> Data for this task
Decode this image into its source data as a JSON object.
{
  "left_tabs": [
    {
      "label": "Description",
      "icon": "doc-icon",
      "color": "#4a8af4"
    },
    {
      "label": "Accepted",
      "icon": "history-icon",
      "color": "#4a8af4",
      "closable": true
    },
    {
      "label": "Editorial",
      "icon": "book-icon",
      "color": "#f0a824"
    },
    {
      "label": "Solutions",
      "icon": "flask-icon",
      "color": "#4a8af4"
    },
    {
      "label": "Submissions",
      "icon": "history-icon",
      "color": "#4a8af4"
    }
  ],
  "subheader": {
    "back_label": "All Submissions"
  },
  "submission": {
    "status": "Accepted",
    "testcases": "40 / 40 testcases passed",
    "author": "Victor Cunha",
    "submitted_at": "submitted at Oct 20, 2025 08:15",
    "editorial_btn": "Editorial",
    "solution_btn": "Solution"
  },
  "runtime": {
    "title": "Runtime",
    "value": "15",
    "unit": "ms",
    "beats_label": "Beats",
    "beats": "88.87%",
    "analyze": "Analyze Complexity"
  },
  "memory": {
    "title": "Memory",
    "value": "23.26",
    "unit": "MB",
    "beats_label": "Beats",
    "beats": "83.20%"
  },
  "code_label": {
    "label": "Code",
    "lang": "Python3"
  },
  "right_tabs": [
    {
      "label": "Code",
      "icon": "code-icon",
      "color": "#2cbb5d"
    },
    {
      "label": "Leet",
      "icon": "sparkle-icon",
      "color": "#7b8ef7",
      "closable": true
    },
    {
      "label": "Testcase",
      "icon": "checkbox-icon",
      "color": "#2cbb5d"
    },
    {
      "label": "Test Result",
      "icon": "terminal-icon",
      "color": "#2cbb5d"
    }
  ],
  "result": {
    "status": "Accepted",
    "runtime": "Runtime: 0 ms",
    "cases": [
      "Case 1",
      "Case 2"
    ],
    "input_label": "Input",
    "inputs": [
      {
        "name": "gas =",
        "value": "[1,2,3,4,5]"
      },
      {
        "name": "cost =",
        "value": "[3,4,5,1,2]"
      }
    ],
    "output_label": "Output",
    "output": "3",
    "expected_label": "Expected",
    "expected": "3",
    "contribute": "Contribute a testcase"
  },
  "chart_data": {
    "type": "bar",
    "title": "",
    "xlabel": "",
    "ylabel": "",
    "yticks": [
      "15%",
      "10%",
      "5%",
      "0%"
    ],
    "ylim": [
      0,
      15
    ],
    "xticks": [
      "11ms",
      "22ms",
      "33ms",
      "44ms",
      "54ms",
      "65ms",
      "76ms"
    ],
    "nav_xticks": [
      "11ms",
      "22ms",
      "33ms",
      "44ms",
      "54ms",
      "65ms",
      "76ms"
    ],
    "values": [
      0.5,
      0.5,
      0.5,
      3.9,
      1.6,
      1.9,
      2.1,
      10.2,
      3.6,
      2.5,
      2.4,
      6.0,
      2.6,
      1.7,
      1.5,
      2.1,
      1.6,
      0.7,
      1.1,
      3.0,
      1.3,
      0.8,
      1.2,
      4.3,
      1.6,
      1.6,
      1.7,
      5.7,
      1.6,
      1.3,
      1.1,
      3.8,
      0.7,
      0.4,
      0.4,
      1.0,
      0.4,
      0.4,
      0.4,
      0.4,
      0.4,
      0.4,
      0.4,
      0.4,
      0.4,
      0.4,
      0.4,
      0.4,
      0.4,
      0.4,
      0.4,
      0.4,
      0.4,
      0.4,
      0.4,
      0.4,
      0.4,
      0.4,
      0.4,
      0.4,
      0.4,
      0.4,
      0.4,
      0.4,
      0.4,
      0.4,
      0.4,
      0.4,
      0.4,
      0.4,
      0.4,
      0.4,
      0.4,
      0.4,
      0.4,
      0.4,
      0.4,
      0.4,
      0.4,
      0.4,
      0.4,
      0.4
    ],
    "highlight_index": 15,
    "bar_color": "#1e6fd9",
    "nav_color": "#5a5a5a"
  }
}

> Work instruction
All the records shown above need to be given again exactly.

> Your response
Decode this image into its source data as a JSON object.
{
  "left_tabs": [
    {
      "label": "Description",
      "icon": "doc-icon",
      "color": "#4a8af4"
    },
    {
      "label": "Accepted",
      "icon": "history-icon",
      "color": "#4a8af4",
      "closable": true
    },
    {
      "label": "Editorial",
      "icon": "book-icon",
      "color": "#f0a824"
    },
    {
      "label": "Solutions",
      "icon": "flask-icon",
      "color": "#4a8af4"
    },
    {
      "label": "Submissions",
      "icon": "history-icon",
      "color": "#4a8af4"
    }
  ],
  "subheader": {
    "back_label": "All Submissions"
  },
  "submission": {
    "status": "Accepted",
    "testcases": "40 / 40 testcases passed",
    "author": "Victor Cunha",
    "submitted_at": "submitted at Oct 20, 2025 08:15",
    "editorial_btn": "Editorial",
    "solution_btn": "Solution"
  },
  "runtime": {
    "title": "Runtime",
    "value": "15",
    "unit": "ms",
    "beats_label": "Beats",
    "beats": "88.87%",
    "analyze": "Analyze Complexity"
  },
  "memory": {
    "title": "Memory",
    "value": "23.26",
    "unit": "MB",
    "beats_label": "Beats",
    "beats": "83.20%"
  },
  "code_label": {
    "label": "Code",
    "lang": "Python3"
  },
  "right_tabs": [
    {
      "label": "Code",
      "icon": "code-icon",
      "color": "#2cbb5d"
    },
    {
      "label": "Leet",
      "icon": "sparkle-icon",
      "color": "#7b8ef7",
      "closable": true
    },
    {
      "label": "Testcase",
      "icon": "checkbox-icon",
      "color": "#2cbb5d"
    },
    {
      "label": "Test Result",
      "icon": "terminal-icon",
      "color": "#2cbb5d"
    }
  ],
  "result": {
    "status": "Accepted",
    "runtime": "Runtime: 0 ms",
    "cases": [
      "Case 1",
      "Case 2"
    ],
    "input_label": "Input",
    "inputs": [
      {
        "name": "gas =",
        "value": "[1,2,3,4,5]"
      },
      {
        "name": "cost =",
        "value": "[3,4,5,1,2]"
      }
    ],
    "output_label": "Output",
    "output": "3",
    "expected_label": "Expected",
    "expected": "3",
    "contribute": "Contribute a testcase"
  },
  "chart_data": {
    "type": "bar",
    "title": "",
    "xlabel": "",
    "ylabel": "",
    "yticks": [
      "15%",
      "10%",
      "5%",
      "0%"
    ],
    "ylim": [
      0,
      15
    ],
    "xticks": [
      "11ms",
      "22ms",
      "33ms",
      "44ms",
      "54ms",
      "65ms",
      "76ms"
    ],
    "nav_xticks": [
      "11ms",
      "22ms",
      "33ms",
      "44ms",
      "54ms",
      "65ms",
      "76ms"
    ],
    "values": [
      0.5,
      0.5,
      0.5,
      3.9,
      1.6,
      1.9,
      2.1,
      10.2,
      3.6,
      2.5,
      2.4,
      6.0,
      2.6,
      1.7,
      1.5,
      2.1,
      1.6,
      0.7,
      1.1,
      3.0,
      1.3,
      0.8,
      1.2,
      4.3,
      1.6,
      1.6,
      1.7,
      5.7,
      1.6,
      1.3,
      1.1,
      3.8,
      0.7,
      0.4,
      0.4,
      1.0,
      0.4,
      0.4,
      0.4,
      0.4,
      0.4,
      0.4,
      0.4,
      0.4,
      0.4,
      0.4,
      0.4,
      0.4,
      0.4,
      0.4,
      0.4,
      0.4,
      0.4,
      0.4,
      0.4,
      0.4,
      0.4,
      0.4,
      0.4,
      0.4,
      0.4,
      0.4,
      0.4,
      0.4,
      0.4,
      0.4,
      0.4,
      0.4,
      0.4,
      0.4,
      0.4,
      0.4,
      0.4,
      0.4,
      0.4,
      0.4,
      0.4,
      0.4,
      0.4,
      0.4,
      0.4,
      0.4
    ],
    "highlight_index": 15,
    "bar_color": "#1e6fd9",
    "nav_color": "#5a5a5a"
  }
}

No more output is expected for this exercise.